She did and, suddenly scorning his navigation, cut the corner off with a steep little track where the rhododendron branches hung low. Zac stooped to follow, admiring her spirit.

But she paused above the lake, looking down at the steps that lead to the water’s edge. ‘They do look,’ she admitted, ‘a little intimidating.’

‘How about the seat?’ He pointed to a nearby bench.

‘Yes. Thank you, young man.’ Susan nodded and smiled.

They walked along and he sat down first, deliberately.

‘Is it dry?’

‘Pretty much.’

‘You mean “not really”.’ But she sat down anyway, closer than he’d hoped, and looked out across the water. ‘That is nice. Thank you.’

‘My pleasure. Do you,’ he asked carefully, ‘still have your Hasselblads?’

She nodded. ‘They bring back memories.’

‘But you don’t use them?’

‘No. Not at the moment. I suppose I may try again if my hands become stronger.’ She flexed her wrists sadly. ‘And in the meantime, the lens on this toy is surprisingly good.’

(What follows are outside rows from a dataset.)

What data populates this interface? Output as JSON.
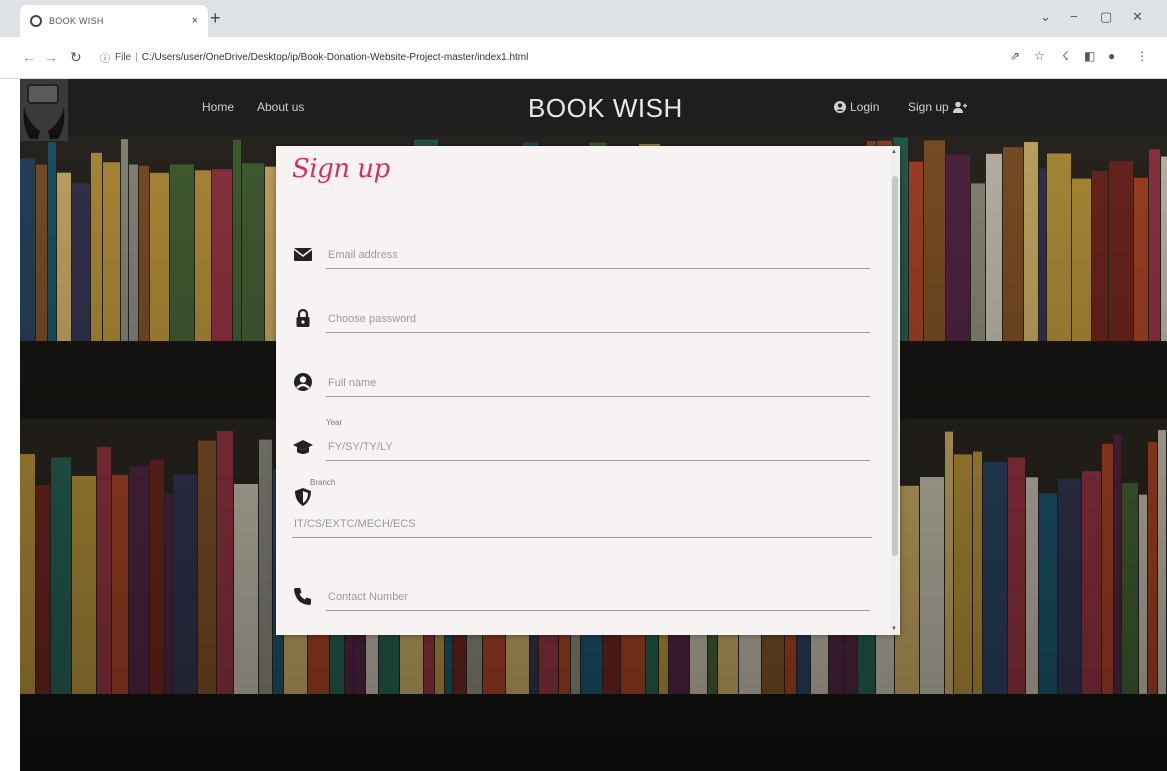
{
  "browser": {
    "tab_title": "BOOK WISH",
    "tab_close": "×",
    "new_tab": "+",
    "url_file_label": "File",
    "url": "C:/Users/user/OneDrive/Desktop/ip/Book-Donation-Website-Project-master/index1.html",
    "window_controls": [
      "⌄",
      "−",
      "▢",
      "✕"
    ]
  },
  "navbar": {
    "home": "Home",
    "about": "About us",
    "brand": "BOOK WISH",
    "login": "Login",
    "signup": "Sign up"
  },
  "signup_form": {
    "title": "Sign up",
    "email_placeholder": "Email address",
    "password_placeholder": "Choose password",
    "fullname_placeholder": "Full name",
    "year_label": "Year",
    "year_placeholder": "FY/SY/TY/LY",
    "branch_label": "Branch",
    "branch_placeholder": "IT/CS/EXTC/MECH/ECS",
    "contact_placeholder": "Contact Number"
  },
  "colors": {
    "accent": "#d2335d",
    "navbar_bg": "#1e1e1e",
    "modal_bg": "#f7f3f3"
  },
  "icons": [
    "globe-icon",
    "back-icon",
    "forward-icon",
    "reload-icon",
    "info-icon",
    "share-icon",
    "star-icon",
    "extension-icon",
    "sidepanel-icon",
    "profile-icon",
    "menu-icon",
    "user-circle-icon",
    "user-plus-icon",
    "envelope-icon",
    "lock-icon",
    "graduation-cap-icon",
    "shield-icon",
    "phone-icon"
  ]
}
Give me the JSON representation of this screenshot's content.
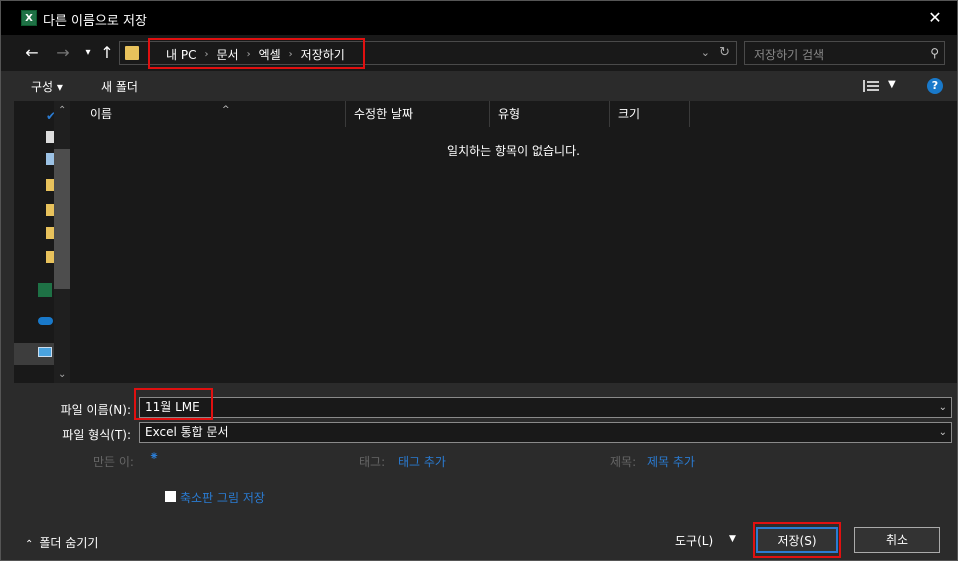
{
  "window": {
    "title": "다른 이름으로 저장",
    "app_icon_text": "X"
  },
  "nav": {
    "breadcrumbs": [
      "내 PC",
      "문서",
      "엑셀",
      "저장하기"
    ],
    "search_placeholder": "저장하기 검색"
  },
  "toolbar": {
    "organize_label": "구성 ▾",
    "new_folder_label": "새 폴더",
    "help_label": "?"
  },
  "file_list": {
    "columns": [
      "이름",
      "수정한 날짜",
      "유형",
      "크기"
    ],
    "empty_message": "일치하는 항목이 없습니다."
  },
  "form": {
    "filename_label": "파일 이름(N):",
    "filename_value": "11월 LME",
    "filetype_label": "파일 형식(T):",
    "filetype_value": "Excel 통합 문서",
    "author_label": "만든 이:",
    "tags_label": "태그:",
    "tags_link": "태그 추가",
    "title_label": "제목:",
    "title_link": "제목 추가",
    "thumbnail_label": "축소판 그림 저장"
  },
  "footer": {
    "hide_folders_label": "폴더 숨기기",
    "tools_label": "도구(L)",
    "save_label": "저장(S)",
    "cancel_label": "취소"
  },
  "colors": {
    "accent": "#2a7bd2",
    "annotation": "#e01010"
  }
}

‘An incentive,’ Zac said, ‘that’s what you need.’ He reached into his pocket and handed her a parcel, silver paper with ribbon to match her scarf. ‘And I just happen to have one with me!’

She handled it carefully, turning it over in her hands, feeling its weight. Then she found the end of the ribbon and gripped it with her fingertips while she pulled. The paper came apart and she plucked at the tissue beneath, her hands trembling. ‘It’s glass. Have you bought me a mirror?’

‘No.’ He grinned.

She teased the paper away, found the dull chrome ring and pulled it out.‘A filter.’ She peered more closely. ‘A UV filter.Will it fit my Hasselblad?’

‘Yup. It’s Zeiss. Made for the job.’

She turned it over in her hands, held it up to the water and looked through. ‘That’s lovely. Thank you.’

It happened in an instant. The clouds rolled away from the sun, sending a bright shaft of light across the water. Susan trembled at the glare, and the filter fell from her fingers, rolled down the bank and disappeared into the lake.


She looked, for the first time since he had met her, completely forlorn.

‘Oh. How clumsy of me. I’m so sorry.’

It didn’t matter to Zac. Suddenly none of it mattered and he grabbed her hand. ‘Susan. May I buy you supper tonight?’

‘Where did you buy it?’ She stared out over the water. ‘The filter?’

‘In the States. A gizmo camera shop.’ He kept hold of her hand.

‘Such a shame.’ She shook her head sadly.

‘Susan? Tonight? Have supper with me?’

She turned to look directly at him. ‘How do you know my name?’

Zac stared back. ‘You told me, last year.’

‘Last year?’ Susan shook her head slowly. ‘You must be mistaken, young man. We have never met before. I’m sure of that. I would have remembered you.’